Reviewing the first four episodes of “Westworld’s” fourth season, I noted that the show seemed unnecessarily convoluted, purposefully obscuring what was even happening until the season’s fourth episode. With the back half of “Westworld’s” season having now aired — the finale dropped August 14 — that convolution seems to have served a purpose. The show spent half its 2022 episodes avoiding getting to the point because, once there, there wasn’t that much to say.

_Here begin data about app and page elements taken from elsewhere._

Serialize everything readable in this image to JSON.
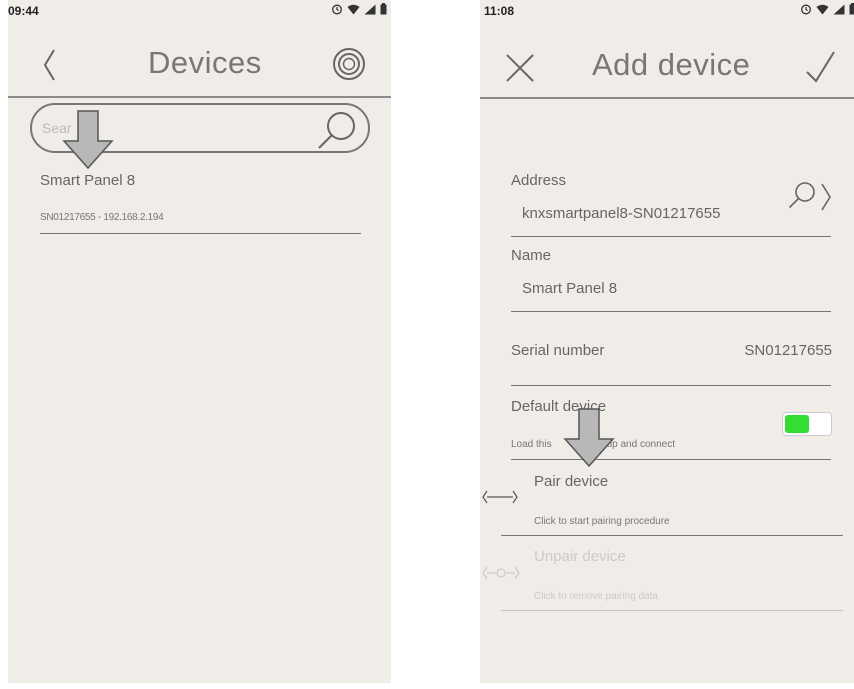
{
  "left": {
    "status": {
      "time": "09:44",
      "icons": [
        "alarm-icon",
        "wifi-icon",
        "signal-icon",
        "battery-icon"
      ]
    },
    "header": {
      "title": "Devices",
      "back_icon": "chevron-left-icon",
      "action_icon": "discover-icon"
    },
    "search": {
      "placeholder": "Sear"
    },
    "devices": [
      {
        "name": "Smart Panel 8",
        "detail": "SN01217655 - 192.168.2.194"
      }
    ]
  },
  "right": {
    "status": {
      "time": "11:08",
      "icons": [
        "alarm-icon",
        "wifi-icon",
        "signal-icon",
        "battery-icon"
      ]
    },
    "header": {
      "title": "Add device",
      "close_icon": "close-icon",
      "confirm_icon": "check-icon"
    },
    "address": {
      "label": "Address",
      "value": "knxsmartpanel8-SN01217655"
    },
    "name": {
      "label": "Name",
      "value": "Smart Panel 8"
    },
    "serial": {
      "label": "Serial number",
      "value": "SN01217655"
    },
    "default_device": {
      "label": "Default device",
      "description": "Load this",
      "description_tail": "t startup and connect",
      "enabled": true,
      "toggle_color": "#33dd33"
    },
    "pair": {
      "label": "Pair device",
      "description": "Click to start pairing procedure"
    },
    "unpair": {
      "label": "Unpair device",
      "description": "Click to remove pairing data"
    }
  }
}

The reveal at midseason was that the android Charlotte Hale (Tessa Thompson) had come up with a way to control humanity, and that all the people in her New York City were performing for her and her kind’s amusement. It was a neat reversal of the show’s original premise, wherein robots acted out loops made for them by people, and it also pushed on one of the show’s core questions: When left to their own devices, would robots invented by humans not just act in the ways humans do? In other words, can entities modeled on their creator ever really break free?
It was a novel and promising idea, and once we were settled into a reality whose basic facts I understood, I looked forward to seeing it develop. And there were genuinely intriguing moments, with a sequence in which Hale commanded a mindless human to play piano for her until his fingers bled suggesting the haunting heights to which “Westworld” creators Lisa Joy and Jonathan Nolan’s imagination can be put. And yet their heavy hands kept characters within their own restrictive loops. At its best, in its first two seasons, “Westworld’s” treatment of its characters as broad allegorical types worked towards a story that felt pulsing with an enigmatic truth that lay just out of reach. Sure, everyone on screen was a piece on a gameboard, but the game itself had a mesmerizing rhythm. The second half of this season, by contrast, gave way to a methodical wiping-out of various characters, in a charmless and frankly ugly total war that bore on past the end of viewer interest.
This bloodbath was triggered by Ed Harris’ Man in Black character, in an extension of his series-long nihilism; his viewpoint couldn’t help becoming the show’s. No critique of our salacious desire for violence could be made credibly by a show whose most recent hour was mainly characters whacking each other with hatchets. Sure, the show is stating that both humankind and the toys we create are inexorably drawn to violence, and the desire to dominate has always been a part of the set of issues “Westworld” addresses. But here, it felt less like a subject on the mind of Joy and Nolan than an erasing of whatever nuance had come before. And it swamped the dawning consciousness of this season’s iteration of the Dolores character, that her existence in New York was a myth she’d created to talk through her understanding of herself; the would-be soaring moment of Dolores’ return to Westworld at season’s end felt less like a declaration of intent than an attempt, at the end of a bacchanalia of murder, to reclaim past glories.
“Westworld,” like “Game of Thrones” — the genre series success of which one suspects HBO had hoped its robot serial could approach — has dark matter in its DNA. It is concerned with very rough stuff. And yet never before Season 4 did its deployment of violence seem quite so cynical. There was, at the heart of characters like Dolores and Maeve (Thandiwe Newton, badly underused this season), a questing and anxious curiosity about what it means to be alive in times of seismic change. Living through annihilation, on the other hand, is certainly a bad vibe, but doesn’t give the viewer much to hang onto.
The end of Season 4 seems to point toward a final showdown between Dolores and the world that made her; part of me hopes she gets that chance, and that the show gets the opportunity to do right by the world it created at first. Westworld, the park, was the scene of fascinating drama. By contrast, the area outside seemed to stymie Joy and Nolan, who have never quite got a bead on how to make the action of “Westworld” click outside the grounds. (Perhaps this accounts for why an eerie and uncannily lifeless New York City worked well at first.)
But it’s hard not to feel like this show has run out of ways to ask questions its creators are not that interested in answering. A season more into this story, we got four episodes that were effectively impossible to parse, and then four that built toward a random outburst of violent chaos that’s irrelevant, anyway, as many characters will likely just be rebuilt. I’ll always have a soft spot for this show: When Ramin Djawadi’s score kicked in as Dolores watched her memory of Teddy glimmer away, I felt something. But that moment just served to remind me how much of Season 4 I’d spent bemused by the show as a technical exercise, or outright bored by it. “Westworld” fans deserved better than the show’s fourth season. And should this be the end of the road, the series would be remembered as one with initial promise that gradually fell away, and one that probably ended at the right time.